**TASK TO COMPLETE**
Bring together copies of the lines in the data below that contain the word "from".

**INFORMATION**
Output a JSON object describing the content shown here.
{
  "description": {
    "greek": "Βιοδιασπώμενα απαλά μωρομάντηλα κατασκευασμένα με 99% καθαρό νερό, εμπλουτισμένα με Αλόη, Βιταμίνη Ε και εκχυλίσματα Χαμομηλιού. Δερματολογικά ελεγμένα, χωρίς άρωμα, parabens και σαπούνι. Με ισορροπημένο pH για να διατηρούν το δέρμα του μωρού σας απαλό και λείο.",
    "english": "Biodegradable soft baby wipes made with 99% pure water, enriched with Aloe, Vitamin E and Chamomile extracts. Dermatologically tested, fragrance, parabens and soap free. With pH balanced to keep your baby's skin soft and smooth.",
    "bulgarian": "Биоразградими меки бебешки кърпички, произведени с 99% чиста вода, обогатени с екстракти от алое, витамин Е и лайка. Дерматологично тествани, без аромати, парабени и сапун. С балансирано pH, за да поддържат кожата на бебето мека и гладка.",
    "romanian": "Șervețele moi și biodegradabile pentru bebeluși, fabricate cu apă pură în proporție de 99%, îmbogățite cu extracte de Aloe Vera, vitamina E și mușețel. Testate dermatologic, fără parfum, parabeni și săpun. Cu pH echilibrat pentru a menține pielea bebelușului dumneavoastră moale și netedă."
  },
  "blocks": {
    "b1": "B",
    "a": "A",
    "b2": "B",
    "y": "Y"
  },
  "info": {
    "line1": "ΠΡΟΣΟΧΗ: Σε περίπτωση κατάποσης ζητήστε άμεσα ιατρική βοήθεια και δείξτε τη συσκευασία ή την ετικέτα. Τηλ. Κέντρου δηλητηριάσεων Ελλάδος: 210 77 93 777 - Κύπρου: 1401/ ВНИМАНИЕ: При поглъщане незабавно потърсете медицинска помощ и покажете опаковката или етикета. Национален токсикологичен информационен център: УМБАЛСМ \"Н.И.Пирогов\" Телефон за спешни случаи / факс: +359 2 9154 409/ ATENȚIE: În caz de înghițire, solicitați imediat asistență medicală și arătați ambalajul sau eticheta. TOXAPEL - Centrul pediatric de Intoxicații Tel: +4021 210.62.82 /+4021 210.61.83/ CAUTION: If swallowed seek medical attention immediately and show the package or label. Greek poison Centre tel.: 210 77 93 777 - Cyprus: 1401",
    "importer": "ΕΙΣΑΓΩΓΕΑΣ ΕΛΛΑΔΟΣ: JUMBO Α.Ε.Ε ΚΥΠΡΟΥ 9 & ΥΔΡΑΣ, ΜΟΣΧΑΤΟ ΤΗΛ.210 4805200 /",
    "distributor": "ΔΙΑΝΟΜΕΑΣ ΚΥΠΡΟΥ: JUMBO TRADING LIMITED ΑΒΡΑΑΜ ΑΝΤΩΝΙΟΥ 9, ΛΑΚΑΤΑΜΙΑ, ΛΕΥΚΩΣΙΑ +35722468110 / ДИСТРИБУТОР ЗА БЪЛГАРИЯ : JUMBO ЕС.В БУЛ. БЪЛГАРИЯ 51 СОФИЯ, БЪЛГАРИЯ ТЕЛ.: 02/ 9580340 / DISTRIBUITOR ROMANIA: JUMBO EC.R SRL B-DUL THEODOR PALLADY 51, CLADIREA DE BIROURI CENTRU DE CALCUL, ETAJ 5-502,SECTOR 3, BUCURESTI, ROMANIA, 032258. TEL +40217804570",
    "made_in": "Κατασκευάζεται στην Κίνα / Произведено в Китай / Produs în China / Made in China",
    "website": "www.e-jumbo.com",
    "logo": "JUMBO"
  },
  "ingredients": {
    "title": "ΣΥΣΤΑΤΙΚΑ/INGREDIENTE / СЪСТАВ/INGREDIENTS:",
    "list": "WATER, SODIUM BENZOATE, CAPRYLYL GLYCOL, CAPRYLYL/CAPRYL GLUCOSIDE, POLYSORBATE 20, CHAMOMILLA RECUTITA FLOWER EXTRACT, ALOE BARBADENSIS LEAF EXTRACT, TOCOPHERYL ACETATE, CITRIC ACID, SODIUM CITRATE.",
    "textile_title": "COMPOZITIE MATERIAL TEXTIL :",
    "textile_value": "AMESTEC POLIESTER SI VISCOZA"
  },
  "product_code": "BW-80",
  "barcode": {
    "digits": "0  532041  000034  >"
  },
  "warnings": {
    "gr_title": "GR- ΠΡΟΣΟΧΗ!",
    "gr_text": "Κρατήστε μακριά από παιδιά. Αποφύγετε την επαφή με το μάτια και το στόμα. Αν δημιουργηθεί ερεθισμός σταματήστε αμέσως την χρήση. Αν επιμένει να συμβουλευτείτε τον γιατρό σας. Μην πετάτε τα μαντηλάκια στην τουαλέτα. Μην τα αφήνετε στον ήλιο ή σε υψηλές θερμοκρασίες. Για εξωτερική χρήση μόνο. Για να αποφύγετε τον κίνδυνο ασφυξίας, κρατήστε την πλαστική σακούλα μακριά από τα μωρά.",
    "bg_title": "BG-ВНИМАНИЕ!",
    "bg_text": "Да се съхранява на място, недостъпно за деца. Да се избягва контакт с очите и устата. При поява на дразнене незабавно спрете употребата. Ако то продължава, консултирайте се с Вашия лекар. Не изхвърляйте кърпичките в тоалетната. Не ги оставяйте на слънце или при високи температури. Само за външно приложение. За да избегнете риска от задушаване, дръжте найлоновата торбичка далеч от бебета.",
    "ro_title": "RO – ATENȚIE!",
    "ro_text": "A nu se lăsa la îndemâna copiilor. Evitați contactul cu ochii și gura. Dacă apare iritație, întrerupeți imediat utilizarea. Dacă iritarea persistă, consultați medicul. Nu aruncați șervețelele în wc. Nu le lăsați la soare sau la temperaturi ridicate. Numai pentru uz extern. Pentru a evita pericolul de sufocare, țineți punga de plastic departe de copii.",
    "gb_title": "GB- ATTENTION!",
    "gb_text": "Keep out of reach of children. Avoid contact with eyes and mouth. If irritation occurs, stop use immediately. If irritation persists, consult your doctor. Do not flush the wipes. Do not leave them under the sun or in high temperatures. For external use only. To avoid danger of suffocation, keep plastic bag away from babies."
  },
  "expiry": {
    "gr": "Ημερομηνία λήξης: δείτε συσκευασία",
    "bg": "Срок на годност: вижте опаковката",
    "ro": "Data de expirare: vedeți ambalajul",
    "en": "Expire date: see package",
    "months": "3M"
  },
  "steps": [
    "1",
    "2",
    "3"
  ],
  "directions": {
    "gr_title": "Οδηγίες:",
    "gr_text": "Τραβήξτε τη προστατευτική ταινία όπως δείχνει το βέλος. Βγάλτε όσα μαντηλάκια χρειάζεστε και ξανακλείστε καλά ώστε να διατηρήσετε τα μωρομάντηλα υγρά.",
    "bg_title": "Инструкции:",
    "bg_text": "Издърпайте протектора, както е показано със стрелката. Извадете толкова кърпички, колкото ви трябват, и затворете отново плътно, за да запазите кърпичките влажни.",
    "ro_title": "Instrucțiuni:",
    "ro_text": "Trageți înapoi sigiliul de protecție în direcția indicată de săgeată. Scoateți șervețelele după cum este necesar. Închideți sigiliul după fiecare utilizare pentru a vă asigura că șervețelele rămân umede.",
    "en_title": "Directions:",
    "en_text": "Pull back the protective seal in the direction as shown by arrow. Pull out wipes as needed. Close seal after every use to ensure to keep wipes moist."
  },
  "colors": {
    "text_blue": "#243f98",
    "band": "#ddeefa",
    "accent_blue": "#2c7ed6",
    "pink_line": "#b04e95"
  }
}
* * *
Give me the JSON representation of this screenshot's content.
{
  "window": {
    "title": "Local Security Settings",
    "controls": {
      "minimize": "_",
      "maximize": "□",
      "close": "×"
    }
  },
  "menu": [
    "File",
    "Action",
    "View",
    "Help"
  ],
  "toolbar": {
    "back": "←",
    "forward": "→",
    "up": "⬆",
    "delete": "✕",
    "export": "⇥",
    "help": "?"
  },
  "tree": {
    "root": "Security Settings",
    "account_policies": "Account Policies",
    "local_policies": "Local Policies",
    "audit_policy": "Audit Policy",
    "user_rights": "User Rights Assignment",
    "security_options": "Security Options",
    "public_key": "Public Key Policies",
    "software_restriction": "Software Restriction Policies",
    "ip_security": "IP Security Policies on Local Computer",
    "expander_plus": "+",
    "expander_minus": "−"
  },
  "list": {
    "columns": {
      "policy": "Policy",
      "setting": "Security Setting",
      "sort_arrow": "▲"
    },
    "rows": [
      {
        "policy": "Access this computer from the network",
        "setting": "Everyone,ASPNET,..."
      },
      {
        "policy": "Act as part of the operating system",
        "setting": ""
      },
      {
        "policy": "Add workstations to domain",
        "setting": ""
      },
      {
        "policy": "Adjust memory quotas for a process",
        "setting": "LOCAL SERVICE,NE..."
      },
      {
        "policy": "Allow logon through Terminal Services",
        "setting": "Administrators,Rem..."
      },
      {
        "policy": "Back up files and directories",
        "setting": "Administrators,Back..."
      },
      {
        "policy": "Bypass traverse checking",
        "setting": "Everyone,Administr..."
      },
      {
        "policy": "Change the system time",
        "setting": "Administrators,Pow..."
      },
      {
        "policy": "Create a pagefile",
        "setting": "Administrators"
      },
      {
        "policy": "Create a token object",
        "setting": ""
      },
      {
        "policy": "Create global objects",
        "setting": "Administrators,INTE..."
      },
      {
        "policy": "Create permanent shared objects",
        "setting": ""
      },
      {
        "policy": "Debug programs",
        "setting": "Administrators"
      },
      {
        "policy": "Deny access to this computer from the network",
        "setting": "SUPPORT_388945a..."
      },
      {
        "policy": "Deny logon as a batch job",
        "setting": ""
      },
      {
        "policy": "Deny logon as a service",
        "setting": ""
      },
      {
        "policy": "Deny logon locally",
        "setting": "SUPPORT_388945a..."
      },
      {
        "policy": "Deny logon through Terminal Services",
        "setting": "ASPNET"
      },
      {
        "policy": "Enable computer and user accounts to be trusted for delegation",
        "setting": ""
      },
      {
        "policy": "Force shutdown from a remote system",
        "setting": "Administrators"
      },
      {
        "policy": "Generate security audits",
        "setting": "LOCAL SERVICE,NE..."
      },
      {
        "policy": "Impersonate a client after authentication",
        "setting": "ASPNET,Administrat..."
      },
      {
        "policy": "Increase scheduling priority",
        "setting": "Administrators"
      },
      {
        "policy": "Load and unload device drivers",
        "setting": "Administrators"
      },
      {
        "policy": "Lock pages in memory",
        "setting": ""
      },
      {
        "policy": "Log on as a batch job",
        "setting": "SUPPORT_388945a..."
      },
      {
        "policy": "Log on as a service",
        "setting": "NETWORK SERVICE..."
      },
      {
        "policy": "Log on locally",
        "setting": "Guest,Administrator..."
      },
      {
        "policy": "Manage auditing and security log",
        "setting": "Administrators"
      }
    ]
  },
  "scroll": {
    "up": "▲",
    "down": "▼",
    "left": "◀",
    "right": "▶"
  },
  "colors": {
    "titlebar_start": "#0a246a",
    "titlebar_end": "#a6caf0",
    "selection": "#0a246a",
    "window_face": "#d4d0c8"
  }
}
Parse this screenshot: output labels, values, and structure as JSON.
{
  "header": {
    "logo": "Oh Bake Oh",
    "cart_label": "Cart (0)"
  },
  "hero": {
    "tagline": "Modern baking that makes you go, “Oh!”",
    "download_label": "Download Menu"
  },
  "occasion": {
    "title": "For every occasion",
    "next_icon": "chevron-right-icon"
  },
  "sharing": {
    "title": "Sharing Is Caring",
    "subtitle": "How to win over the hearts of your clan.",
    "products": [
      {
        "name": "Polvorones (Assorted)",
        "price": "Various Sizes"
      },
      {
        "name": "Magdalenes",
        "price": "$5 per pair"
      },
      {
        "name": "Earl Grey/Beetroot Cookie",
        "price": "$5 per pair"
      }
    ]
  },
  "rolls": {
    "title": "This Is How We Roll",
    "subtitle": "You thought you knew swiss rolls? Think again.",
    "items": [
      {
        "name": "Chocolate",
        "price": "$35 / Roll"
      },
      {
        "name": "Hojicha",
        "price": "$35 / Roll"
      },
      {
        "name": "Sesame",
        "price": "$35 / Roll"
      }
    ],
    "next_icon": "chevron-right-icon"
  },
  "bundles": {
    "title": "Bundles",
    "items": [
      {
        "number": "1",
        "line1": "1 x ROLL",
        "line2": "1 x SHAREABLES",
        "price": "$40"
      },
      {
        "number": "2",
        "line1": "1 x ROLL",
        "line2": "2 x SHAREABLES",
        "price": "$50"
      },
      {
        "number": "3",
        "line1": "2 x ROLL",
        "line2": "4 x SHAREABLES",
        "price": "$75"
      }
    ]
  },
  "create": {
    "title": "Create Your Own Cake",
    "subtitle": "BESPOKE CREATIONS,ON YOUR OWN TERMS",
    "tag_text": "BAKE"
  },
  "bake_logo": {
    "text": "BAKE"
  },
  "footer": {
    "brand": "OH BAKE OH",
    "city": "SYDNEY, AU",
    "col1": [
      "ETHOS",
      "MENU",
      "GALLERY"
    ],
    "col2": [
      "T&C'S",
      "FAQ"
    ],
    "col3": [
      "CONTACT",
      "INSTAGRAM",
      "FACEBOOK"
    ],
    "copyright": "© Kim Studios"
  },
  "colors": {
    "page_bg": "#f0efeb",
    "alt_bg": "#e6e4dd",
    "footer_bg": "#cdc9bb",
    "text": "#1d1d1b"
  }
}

**WRITTEN ANSWER**
    "gb_text": "Keep out of reach of children. Avoid contact with eyes and mouth. If irritation occurs, stop use immediately. If irritation persists, consult your doctor. Do not flush the wipes. Do not leave them under the sun or in high temperatures. For external use only. To avoid danger of suffocation, keep plastic bag away from babies."
        "policy": "Access this computer from the network",
        "policy": "Deny access to this computer from the network",
        "policy": "Force shutdown from a remote system",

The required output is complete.